My local newspaper recently gained national attention with an investigative report on sexual abuse by ministers in “Independent Fundamentalist Baptist” churches. The study revealed 412 documented allegations of sexual misconduct in 187 churches, based in 40 states and Canada. Let me quickly add that while I am “independent,” and some would say, a bit “fundamental,” and a life-long Baptist, I am not an “Independent Fundamentalist Baptist.” Second, on behalf of ministers everywhere, I’d like to apologize to victims of ministerial abuse. It is never acceptable, nor should it be ignored, or covered up. It is true that many ministers sit dangerously on pedestals, without seat-belts, and when they fall, they deserve correction. While this study focused on one group of churches, it followed a national scandal involving sexual abuse among Roman Catholic priests.
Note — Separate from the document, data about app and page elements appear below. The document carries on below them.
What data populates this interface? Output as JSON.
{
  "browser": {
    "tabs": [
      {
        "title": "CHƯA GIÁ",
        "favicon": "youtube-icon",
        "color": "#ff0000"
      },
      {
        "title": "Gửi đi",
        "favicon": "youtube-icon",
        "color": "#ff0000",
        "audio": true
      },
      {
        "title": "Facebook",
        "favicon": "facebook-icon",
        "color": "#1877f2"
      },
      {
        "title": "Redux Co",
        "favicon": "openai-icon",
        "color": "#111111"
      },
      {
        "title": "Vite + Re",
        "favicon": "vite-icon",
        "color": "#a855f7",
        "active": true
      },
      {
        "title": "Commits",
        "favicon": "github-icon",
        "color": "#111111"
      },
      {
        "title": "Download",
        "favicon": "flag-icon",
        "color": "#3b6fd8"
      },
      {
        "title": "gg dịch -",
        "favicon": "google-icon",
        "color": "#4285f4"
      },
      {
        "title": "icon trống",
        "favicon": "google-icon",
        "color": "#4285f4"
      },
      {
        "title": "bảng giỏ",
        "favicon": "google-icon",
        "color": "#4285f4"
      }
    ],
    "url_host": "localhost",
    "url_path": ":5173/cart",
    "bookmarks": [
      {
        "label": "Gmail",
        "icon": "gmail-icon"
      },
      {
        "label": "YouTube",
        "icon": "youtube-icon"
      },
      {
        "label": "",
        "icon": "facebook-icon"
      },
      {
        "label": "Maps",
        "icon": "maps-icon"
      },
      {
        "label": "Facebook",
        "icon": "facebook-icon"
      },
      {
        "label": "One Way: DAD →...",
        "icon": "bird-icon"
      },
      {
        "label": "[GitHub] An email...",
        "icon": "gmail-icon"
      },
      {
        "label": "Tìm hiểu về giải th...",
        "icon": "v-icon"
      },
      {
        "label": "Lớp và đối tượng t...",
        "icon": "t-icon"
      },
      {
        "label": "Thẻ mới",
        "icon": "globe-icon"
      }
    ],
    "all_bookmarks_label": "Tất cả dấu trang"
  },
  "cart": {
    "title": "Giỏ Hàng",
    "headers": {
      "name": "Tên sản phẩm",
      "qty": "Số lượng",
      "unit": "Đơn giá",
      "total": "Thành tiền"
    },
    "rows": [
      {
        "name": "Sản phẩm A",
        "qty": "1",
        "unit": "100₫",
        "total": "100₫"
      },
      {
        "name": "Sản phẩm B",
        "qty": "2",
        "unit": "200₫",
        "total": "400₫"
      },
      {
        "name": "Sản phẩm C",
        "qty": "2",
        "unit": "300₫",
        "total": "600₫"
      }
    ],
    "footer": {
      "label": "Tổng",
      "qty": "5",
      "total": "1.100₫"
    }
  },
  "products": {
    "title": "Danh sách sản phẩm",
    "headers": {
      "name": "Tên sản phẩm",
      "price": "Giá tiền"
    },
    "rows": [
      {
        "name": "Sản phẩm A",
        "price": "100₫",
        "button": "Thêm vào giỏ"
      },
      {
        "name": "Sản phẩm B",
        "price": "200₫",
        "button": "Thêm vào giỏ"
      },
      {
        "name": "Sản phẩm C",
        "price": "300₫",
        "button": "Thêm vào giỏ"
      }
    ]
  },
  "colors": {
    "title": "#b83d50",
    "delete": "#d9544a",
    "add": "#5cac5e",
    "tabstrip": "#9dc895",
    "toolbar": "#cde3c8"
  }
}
So, let me broaden the focus of my comments to include all of those called by God to church-related ministry. As a twenty-two-year Seminary professor, I observed first-hand, the moral and ethical failures of both want-to-be ministers, alumni, and colleagues. This is not a new problem, nor a narrow one. It began shortly after the creation and fall of mankind. Early in my ministry, I memorized a verse of scripture (from the King James Bible, which is all we had back then) as something for which I wanted to strive. It was Paul’s standard, “I press toward the mark for the prize of the high calling of God in Christ Jesus” (Philippians 3:14). I focused on three words: “mark” which was later translated “goal;” “prize” which was an award, often given in the public games of the day; and “calling” which was an invitation, and in the New Testament, always used for a divine call from God. I am not a judge (even though that is the meaning of the Hebrew name, Daniel), and now that I am much closer to pressing toward the finish line than kneeling in the starting blocks, I realize the danger in judging others. However, I pass this verse along to my younger ministerial family, and beyond. Keep your focus on the prize of the “high calling of God in Christ” not the low calling of “the sins of the flesh” (Colossians 2:11). No doubt some have been, and will be again, falsely accused. To those, I repeat what I often told my students, “So live, that when the rumors and the negative reports begin no one will believe them.” In other words, be “marked” by the “high calling.”